Data extracted from a collection –
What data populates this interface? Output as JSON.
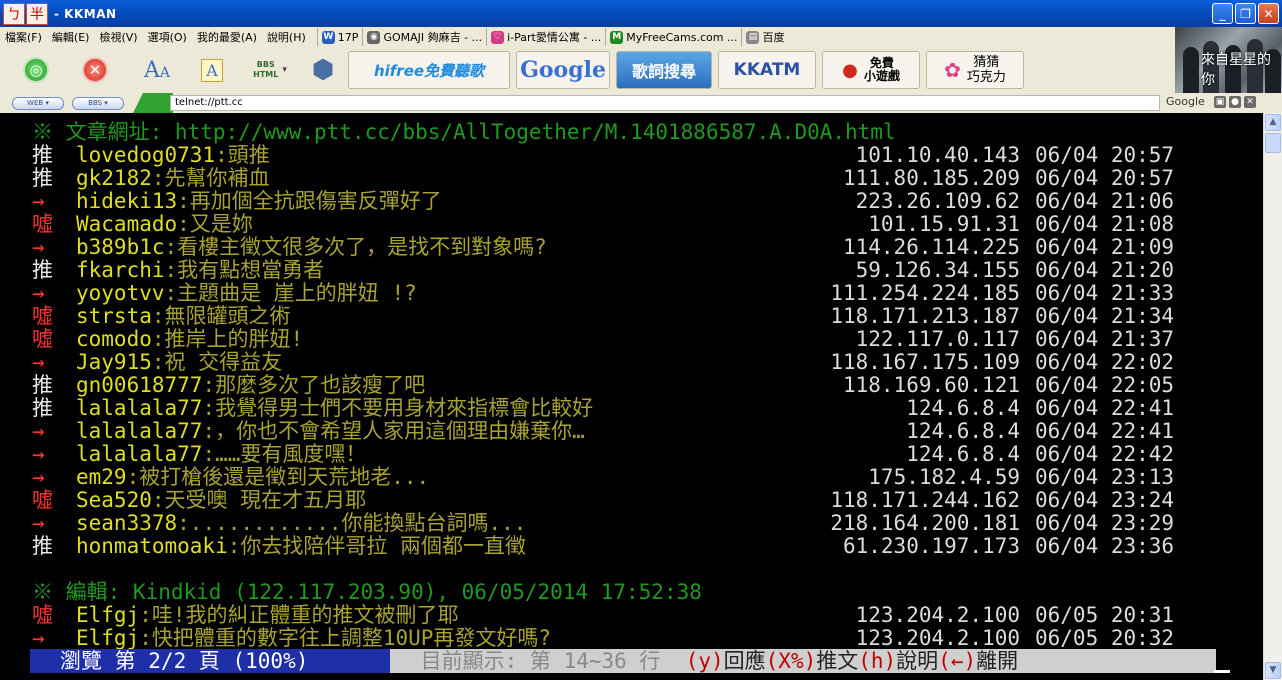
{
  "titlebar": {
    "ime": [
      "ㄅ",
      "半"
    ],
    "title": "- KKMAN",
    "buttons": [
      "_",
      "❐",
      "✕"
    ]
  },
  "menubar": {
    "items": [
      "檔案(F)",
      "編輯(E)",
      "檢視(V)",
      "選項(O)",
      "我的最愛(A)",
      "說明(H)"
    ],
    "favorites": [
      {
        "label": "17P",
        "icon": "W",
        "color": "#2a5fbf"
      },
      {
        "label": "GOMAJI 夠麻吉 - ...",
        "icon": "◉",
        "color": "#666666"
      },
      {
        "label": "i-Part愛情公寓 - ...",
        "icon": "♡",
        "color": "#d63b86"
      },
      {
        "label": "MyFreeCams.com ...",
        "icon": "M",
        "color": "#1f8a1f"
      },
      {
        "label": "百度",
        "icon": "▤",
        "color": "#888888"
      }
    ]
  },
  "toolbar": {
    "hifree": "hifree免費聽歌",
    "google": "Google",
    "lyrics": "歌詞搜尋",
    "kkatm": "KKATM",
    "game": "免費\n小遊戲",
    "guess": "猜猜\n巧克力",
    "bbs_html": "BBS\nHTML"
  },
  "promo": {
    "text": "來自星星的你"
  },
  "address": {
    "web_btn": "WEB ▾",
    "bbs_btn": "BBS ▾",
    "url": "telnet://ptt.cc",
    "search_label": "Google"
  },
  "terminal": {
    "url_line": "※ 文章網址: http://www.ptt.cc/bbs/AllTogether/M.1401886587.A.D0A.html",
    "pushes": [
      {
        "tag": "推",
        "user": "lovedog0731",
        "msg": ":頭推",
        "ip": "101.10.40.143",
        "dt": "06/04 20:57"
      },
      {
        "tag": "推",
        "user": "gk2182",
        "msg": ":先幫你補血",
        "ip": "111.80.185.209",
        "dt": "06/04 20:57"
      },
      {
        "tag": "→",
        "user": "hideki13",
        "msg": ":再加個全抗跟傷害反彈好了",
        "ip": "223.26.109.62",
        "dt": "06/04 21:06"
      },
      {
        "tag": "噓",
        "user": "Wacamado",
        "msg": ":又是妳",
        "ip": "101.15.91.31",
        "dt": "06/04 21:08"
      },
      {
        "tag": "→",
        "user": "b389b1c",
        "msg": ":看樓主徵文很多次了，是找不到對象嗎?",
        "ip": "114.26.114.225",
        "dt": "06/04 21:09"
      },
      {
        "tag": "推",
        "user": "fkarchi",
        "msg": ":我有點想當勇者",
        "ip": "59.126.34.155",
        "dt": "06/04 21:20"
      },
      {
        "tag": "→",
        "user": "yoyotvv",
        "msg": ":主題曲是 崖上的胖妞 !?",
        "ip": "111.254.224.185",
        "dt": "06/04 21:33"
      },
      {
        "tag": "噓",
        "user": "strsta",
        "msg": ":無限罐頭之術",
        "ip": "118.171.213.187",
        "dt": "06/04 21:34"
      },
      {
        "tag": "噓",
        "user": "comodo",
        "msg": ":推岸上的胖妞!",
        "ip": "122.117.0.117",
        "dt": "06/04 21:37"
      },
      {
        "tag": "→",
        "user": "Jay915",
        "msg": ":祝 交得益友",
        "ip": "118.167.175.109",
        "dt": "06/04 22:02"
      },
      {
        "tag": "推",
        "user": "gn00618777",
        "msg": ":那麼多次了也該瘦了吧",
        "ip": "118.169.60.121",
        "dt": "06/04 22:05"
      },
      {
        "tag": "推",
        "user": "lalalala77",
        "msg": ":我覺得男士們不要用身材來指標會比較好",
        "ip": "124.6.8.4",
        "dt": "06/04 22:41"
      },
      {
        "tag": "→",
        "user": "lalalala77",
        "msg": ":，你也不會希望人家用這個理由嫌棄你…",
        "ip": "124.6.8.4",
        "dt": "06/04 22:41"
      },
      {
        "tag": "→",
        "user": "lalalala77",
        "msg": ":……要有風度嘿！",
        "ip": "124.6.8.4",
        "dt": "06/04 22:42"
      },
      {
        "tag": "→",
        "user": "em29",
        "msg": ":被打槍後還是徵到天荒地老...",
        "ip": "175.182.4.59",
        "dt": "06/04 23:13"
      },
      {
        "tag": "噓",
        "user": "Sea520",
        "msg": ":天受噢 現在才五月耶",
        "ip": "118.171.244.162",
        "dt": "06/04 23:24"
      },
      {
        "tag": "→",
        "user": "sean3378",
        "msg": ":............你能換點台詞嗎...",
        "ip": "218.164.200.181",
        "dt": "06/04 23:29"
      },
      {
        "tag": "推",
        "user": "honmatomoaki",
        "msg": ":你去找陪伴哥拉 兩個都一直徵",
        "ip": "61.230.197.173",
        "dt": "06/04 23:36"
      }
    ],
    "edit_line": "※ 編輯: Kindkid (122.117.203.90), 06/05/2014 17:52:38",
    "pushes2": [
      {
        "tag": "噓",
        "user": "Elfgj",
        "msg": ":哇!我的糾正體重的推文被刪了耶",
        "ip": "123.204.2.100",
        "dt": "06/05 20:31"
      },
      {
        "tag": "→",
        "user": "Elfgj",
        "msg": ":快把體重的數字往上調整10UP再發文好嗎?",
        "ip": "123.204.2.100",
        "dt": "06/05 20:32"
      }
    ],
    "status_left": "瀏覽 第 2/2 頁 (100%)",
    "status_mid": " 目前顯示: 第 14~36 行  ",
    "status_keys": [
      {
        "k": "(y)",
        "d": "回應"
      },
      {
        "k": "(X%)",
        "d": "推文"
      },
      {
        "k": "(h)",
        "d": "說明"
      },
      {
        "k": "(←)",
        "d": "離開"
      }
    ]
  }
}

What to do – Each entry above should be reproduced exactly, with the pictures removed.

Task solution –
What data populates this interface? Output as JSON.
{
  "titlebar": {
    "ime": [
      "ㄅ",
      "半"
    ],
    "title": "- KKMAN",
    "buttons": [
      "_",
      "❐",
      "✕"
    ]
  },
  "menubar": {
    "items": [
      "檔案(F)",
      "編輯(E)",
      "檢視(V)",
      "選項(O)",
      "我的最愛(A)",
      "說明(H)"
    ],
    "favorites": [
      {
        "label": "17P",
        "icon": "W",
        "color": "#2a5fbf"
      },
      {
        "label": "GOMAJI 夠麻吉 - ...",
        "icon": "◉",
        "color": "#666666"
      },
      {
        "label": "i-Part愛情公寓 - ...",
        "icon": "♡",
        "color": "#d63b86"
      },
      {
        "label": "MyFreeCams.com ...",
        "icon": "M",
        "color": "#1f8a1f"
      },
      {
        "label": "百度",
        "icon": "▤",
        "color": "#888888"
      }
    ]
  },
  "toolbar": {
    "hifree": "hifree免費聽歌",
    "google": "Google",
    "lyrics": "歌詞搜尋",
    "kkatm": "KKATM",
    "game": "免費\n小遊戲",
    "guess": "猜猜\n巧克力",
    "bbs_html": "BBS\nHTML"
  },
  "promo": {
    "text": "來自星星的你"
  },
  "address": {
    "web_btn": "WEB ▾",
    "bbs_btn": "BBS ▾",
    "url": "telnet://ptt.cc",
    "search_label": "Google"
  },
  "terminal": {
    "url_line": "※ 文章網址: http://www.ptt.cc/bbs/AllTogether/M.1401886587.A.D0A.html",
    "pushes": [
      {
        "tag": "推",
        "user": "lovedog0731",
        "msg": ":頭推",
        "ip": "101.10.40.143",
        "dt": "06/04 20:57"
      },
      {
        "tag": "推",
        "user": "gk2182",
        "msg": ":先幫你補血",
        "ip": "111.80.185.209",
        "dt": "06/04 20:57"
      },
      {
        "tag": "→",
        "user": "hideki13",
        "msg": ":再加個全抗跟傷害反彈好了",
        "ip": "223.26.109.62",
        "dt": "06/04 21:06"
      },
      {
        "tag": "噓",
        "user": "Wacamado",
        "msg": ":又是妳",
        "ip": "101.15.91.31",
        "dt": "06/04 21:08"
      },
      {
        "tag": "→",
        "user": "b389b1c",
        "msg": ":看樓主徵文很多次了，是找不到對象嗎?",
        "ip": "114.26.114.225",
        "dt": "06/04 21:09"
      },
      {
        "tag": "推",
        "user": "fkarchi",
        "msg": ":我有點想當勇者",
        "ip": "59.126.34.155",
        "dt": "06/04 21:20"
      },
      {
        "tag": "→",
        "user": "yoyotvv",
        "msg": ":主題曲是 崖上的胖妞 !?",
        "ip": "111.254.224.185",
        "dt": "06/04 21:33"
      },
      {
        "tag": "噓",
        "user": "strsta",
        "msg": ":無限罐頭之術",
        "ip": "118.171.213.187",
        "dt": "06/04 21:34"
      },
      {
        "tag": "噓",
        "user": "comodo",
        "msg": ":推岸上的胖妞!",
        "ip": "122.117.0.117",
        "dt": "06/04 21:37"
      },
      {
        "tag": "→",
        "user": "Jay915",
        "msg": ":祝 交得益友",
        "ip": "118.167.175.109",
        "dt": "06/04 22:02"
      },
      {
        "tag": "推",
        "user": "gn00618777",
        "msg": ":那麼多次了也該瘦了吧",
        "ip": "118.169.60.121",
        "dt": "06/04 22:05"
      },
      {
        "tag": "推",
        "user": "lalalala77",
        "msg": ":我覺得男士們不要用身材來指標會比較好",
        "ip": "124.6.8.4",
        "dt": "06/04 22:41"
      },
      {
        "tag": "→",
        "user": "lalalala77",
        "msg": ":，你也不會希望人家用這個理由嫌棄你…",
        "ip": "124.6.8.4",
        "dt": "06/04 22:41"
      },
      {
        "tag": "→",
        "user": "lalalala77",
        "msg": ":……要有風度嘿！",
        "ip": "124.6.8.4",
        "dt": "06/04 22:42"
      },
      {
        "tag": "→",
        "user": "em29",
        "msg": ":被打槍後還是徵到天荒地老...",
        "ip": "175.182.4.59",
        "dt": "06/04 23:13"
      },
      {
        "tag": "噓",
        "user": "Sea520",
        "msg": ":天受噢 現在才五月耶",
        "ip": "118.171.244.162",
        "dt": "06/04 23:24"
      },
      {
        "tag": "→",
        "user": "sean3378",
        "msg": ":............你能換點台詞嗎...",
        "ip": "218.164.200.181",
        "dt": "06/04 23:29"
      },
      {
        "tag": "推",
        "user": "honmatomoaki",
        "msg": ":你去找陪伴哥拉 兩個都一直徵",
        "ip": "61.230.197.173",
        "dt": "06/04 23:36"
      }
    ],
    "edit_line": "※ 編輯: Kindkid (122.117.203.90), 06/05/2014 17:52:38",
    "pushes2": [
      {
        "tag": "噓",
        "user": "Elfgj",
        "msg": ":哇!我的糾正體重的推文被刪了耶",
        "ip": "123.204.2.100",
        "dt": "06/05 20:31"
      },
      {
        "tag": "→",
        "user": "Elfgj",
        "msg": ":快把體重的數字往上調整10UP再發文好嗎?",
        "ip": "123.204.2.100",
        "dt": "06/05 20:32"
      }
    ],
    "status_left": "瀏覽 第 2/2 頁 (100%)",
    "status_mid": " 目前顯示: 第 14~36 行  ",
    "status_keys": [
      {
        "k": "(y)",
        "d": "回應"
      },
      {
        "k": "(X%)",
        "d": "推文"
      },
      {
        "k": "(h)",
        "d": "說明"
      },
      {
        "k": "(←)",
        "d": "離開"
      }
    ]
  }
}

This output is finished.